One complaint (and a common theme of the evening) was the poor sound. In the Pinetop Seven’s case, it hurt the vocals. I knew that Darren Richard was singing tales of heartbreak and woe. I just wish I could’ve heard him. The sound also hurt the cellist; half the time, she might as well have not been playing. But in spite of such complaints (again, chalk it up to the poor sound), the Pinetop Seven still managed to keep me (and that annoying girl in the back who hollered between each song) enthralled.
Up next was his royal glumness, Bonnie ‘Prince’ Billy. Accompanied by a ragtag group of musicians (including the requisite tambourine-player/crowd stirrer), Oldham played a long, meandering set of gloomy balladry. Half the time, the songs felt like they were going to fall apart, and for about the first half of the set, it worked quite magically.
It felt less like we were in a club, and more like we were sitting on some back porch in yesteryear. The day’s harvesting was done, and we were spending the August night listening to Oldham and his ragtag group warble out one broken ballad after another. The vibe was so loose, I swear Oldham picked up some his band from the streets just before the show. I wouldn’t have been surprised if someone from the audience joined in on the jug or harmonica, and I don’t think anyone would’ve minded too much.
But like I said, it worked well at first. After awhile, it rambled on a little too much, and I had to go sit down. Again, some of the blame has to be placed on the sound. Much of the time, the instruments came together in a jumbled mess, bumping into and tripping all over each other. Then again, the songs were played so loosely that I’m sure half the set consisted of stray notes and misplayed chords.

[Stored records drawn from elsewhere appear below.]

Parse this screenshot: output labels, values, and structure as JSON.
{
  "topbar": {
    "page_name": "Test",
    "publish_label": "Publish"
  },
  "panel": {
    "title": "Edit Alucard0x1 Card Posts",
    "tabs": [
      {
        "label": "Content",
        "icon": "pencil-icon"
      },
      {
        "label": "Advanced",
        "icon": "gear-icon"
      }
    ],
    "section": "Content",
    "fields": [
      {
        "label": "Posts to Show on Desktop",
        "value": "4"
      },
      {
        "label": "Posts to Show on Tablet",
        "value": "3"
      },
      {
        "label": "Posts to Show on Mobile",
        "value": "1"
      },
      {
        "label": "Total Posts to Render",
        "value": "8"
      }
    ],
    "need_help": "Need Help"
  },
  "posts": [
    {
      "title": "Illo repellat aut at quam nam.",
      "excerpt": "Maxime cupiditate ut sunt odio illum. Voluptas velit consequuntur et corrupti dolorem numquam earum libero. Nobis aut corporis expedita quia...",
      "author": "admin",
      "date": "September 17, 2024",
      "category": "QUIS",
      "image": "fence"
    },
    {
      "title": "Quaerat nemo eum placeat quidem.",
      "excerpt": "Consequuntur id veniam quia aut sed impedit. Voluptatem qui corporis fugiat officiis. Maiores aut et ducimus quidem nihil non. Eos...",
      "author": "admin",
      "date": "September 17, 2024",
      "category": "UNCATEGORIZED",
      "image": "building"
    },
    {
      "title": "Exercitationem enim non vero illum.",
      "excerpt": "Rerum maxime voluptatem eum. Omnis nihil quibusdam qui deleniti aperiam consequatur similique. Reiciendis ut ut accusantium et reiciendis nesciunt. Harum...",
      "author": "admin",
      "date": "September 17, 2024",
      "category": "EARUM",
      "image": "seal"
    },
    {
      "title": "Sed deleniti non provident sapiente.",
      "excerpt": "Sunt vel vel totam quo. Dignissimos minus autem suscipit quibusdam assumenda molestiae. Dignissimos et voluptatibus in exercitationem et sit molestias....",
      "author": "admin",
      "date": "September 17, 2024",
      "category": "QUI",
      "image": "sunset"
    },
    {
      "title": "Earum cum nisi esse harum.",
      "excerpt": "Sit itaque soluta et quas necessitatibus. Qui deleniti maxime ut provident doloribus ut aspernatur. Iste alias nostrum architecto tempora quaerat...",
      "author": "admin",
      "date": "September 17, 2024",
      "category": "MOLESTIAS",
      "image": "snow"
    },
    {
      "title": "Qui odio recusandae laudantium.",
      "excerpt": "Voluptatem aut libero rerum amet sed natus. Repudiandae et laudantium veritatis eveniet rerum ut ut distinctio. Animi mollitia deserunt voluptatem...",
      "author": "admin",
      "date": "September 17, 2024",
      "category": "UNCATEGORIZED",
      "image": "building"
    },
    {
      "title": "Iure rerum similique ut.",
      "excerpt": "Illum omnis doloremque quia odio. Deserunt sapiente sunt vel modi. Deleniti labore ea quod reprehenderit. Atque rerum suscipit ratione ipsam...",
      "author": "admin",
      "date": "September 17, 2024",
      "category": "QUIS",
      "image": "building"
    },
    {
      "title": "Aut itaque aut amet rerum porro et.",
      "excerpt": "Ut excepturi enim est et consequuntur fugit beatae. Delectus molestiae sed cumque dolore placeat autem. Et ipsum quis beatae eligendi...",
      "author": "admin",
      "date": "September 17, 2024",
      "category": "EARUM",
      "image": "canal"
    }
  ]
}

I’m not sure, but I think they even started making up new songs as they went along.
Still, there’s no denying that I got the shivers as soon as Oldham started into “I See a Darkness.” I’m not surprised that Johnny Cash covered this song on American III: Solitary Man. Maybe it’s just the week/month/summer I’ve had, but words like “Did you know how much I love you/Is a hope that somehow you/Could save me from this darkness?” hit me like a ton of bricks that night. That probably explains why that album hasn’t strayed far from my CD player since Monday night.